**Activity**
Please copy every line from the following entries in which the word "cases" appears.

**Data section**
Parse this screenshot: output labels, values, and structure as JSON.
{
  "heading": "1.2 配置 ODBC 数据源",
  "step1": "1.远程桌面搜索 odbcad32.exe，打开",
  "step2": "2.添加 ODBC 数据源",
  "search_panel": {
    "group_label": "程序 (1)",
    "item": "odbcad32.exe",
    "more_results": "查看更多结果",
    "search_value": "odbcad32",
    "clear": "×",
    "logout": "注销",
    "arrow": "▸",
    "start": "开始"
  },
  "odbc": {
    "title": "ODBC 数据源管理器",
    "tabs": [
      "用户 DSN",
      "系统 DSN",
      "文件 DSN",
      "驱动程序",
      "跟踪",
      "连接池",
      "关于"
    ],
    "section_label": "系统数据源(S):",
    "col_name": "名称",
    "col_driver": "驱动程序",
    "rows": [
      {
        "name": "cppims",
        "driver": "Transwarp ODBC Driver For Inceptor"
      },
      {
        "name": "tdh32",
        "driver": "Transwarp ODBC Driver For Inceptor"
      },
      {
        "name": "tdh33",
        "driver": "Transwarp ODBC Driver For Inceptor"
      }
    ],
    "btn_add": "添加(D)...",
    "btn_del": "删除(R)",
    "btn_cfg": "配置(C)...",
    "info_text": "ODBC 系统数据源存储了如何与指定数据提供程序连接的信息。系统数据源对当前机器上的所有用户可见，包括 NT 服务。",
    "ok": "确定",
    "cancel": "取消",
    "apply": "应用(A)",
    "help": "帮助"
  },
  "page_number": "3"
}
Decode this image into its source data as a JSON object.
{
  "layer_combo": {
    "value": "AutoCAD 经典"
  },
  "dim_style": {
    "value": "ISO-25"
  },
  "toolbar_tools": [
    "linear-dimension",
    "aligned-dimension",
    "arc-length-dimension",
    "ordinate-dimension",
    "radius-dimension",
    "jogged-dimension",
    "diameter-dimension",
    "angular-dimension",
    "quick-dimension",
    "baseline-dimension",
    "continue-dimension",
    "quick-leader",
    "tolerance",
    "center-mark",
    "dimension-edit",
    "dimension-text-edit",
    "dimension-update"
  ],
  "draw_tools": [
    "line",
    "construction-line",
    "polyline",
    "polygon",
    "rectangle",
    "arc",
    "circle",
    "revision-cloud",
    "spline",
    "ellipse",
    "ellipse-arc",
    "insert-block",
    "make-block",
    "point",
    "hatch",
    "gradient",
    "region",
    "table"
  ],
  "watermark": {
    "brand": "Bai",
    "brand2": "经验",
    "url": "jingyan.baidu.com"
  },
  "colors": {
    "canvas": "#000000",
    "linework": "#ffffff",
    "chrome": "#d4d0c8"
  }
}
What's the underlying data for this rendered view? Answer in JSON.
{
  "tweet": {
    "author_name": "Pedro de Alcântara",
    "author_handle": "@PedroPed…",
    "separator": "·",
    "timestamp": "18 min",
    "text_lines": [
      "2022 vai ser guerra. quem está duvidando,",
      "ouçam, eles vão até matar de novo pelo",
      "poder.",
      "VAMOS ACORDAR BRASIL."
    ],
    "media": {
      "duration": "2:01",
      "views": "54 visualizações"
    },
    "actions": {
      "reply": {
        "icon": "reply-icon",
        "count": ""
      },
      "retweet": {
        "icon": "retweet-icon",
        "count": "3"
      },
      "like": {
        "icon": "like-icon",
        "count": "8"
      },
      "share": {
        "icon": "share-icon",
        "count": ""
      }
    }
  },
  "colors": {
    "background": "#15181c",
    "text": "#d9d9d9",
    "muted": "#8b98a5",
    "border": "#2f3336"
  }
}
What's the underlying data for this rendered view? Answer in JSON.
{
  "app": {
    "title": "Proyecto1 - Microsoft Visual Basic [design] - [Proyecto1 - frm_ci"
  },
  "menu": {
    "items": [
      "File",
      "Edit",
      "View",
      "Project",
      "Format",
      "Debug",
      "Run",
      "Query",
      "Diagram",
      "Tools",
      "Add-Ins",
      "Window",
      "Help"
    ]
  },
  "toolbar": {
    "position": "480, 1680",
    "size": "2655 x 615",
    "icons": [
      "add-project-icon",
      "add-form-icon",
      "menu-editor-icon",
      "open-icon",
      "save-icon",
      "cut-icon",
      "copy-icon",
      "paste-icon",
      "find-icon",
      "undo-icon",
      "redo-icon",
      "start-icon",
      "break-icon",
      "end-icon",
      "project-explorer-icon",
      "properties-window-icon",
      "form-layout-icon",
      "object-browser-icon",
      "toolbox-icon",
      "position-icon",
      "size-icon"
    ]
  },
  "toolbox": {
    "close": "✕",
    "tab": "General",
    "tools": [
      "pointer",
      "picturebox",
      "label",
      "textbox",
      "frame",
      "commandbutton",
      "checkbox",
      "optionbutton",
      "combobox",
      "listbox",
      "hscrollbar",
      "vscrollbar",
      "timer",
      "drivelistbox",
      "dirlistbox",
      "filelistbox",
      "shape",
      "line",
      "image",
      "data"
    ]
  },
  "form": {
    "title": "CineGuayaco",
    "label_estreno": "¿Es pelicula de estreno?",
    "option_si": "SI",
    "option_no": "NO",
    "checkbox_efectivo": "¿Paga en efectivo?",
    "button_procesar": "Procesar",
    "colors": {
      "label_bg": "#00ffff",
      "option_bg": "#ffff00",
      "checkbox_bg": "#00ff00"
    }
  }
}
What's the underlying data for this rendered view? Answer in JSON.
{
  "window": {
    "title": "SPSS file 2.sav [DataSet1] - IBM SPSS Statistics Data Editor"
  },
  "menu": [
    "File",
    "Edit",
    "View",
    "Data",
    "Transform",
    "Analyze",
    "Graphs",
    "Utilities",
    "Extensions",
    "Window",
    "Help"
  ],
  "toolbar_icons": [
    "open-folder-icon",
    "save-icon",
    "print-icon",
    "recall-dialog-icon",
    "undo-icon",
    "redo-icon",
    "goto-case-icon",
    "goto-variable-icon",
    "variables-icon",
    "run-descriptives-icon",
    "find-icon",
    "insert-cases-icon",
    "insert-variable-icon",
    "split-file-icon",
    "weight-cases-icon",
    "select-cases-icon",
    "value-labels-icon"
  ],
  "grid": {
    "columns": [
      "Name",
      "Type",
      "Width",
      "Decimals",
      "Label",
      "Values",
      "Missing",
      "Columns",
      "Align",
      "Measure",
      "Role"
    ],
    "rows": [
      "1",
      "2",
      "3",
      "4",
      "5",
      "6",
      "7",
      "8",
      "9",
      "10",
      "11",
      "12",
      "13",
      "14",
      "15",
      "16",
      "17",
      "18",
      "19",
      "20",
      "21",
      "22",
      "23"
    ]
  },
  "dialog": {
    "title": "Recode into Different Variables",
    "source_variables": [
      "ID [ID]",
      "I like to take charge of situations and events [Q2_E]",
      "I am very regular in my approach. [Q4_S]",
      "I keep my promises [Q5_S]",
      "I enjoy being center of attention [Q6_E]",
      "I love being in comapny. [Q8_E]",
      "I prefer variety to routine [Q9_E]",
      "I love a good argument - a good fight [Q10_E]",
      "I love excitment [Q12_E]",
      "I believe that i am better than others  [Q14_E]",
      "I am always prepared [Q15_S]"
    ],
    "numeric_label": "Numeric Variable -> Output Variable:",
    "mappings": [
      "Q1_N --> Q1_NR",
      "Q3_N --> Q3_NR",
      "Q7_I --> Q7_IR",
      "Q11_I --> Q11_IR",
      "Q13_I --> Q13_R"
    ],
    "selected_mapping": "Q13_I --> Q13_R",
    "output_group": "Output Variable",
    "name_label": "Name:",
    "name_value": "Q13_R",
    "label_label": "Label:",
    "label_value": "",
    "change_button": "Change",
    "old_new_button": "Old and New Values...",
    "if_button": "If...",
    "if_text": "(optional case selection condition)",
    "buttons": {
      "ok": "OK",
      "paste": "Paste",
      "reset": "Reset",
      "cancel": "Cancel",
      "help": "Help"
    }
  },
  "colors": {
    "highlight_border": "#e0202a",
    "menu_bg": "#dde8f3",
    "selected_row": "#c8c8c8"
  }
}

**Response area**
    "insert-cases-icon",
    "weight-cases-icon",
    "select-cases-icon",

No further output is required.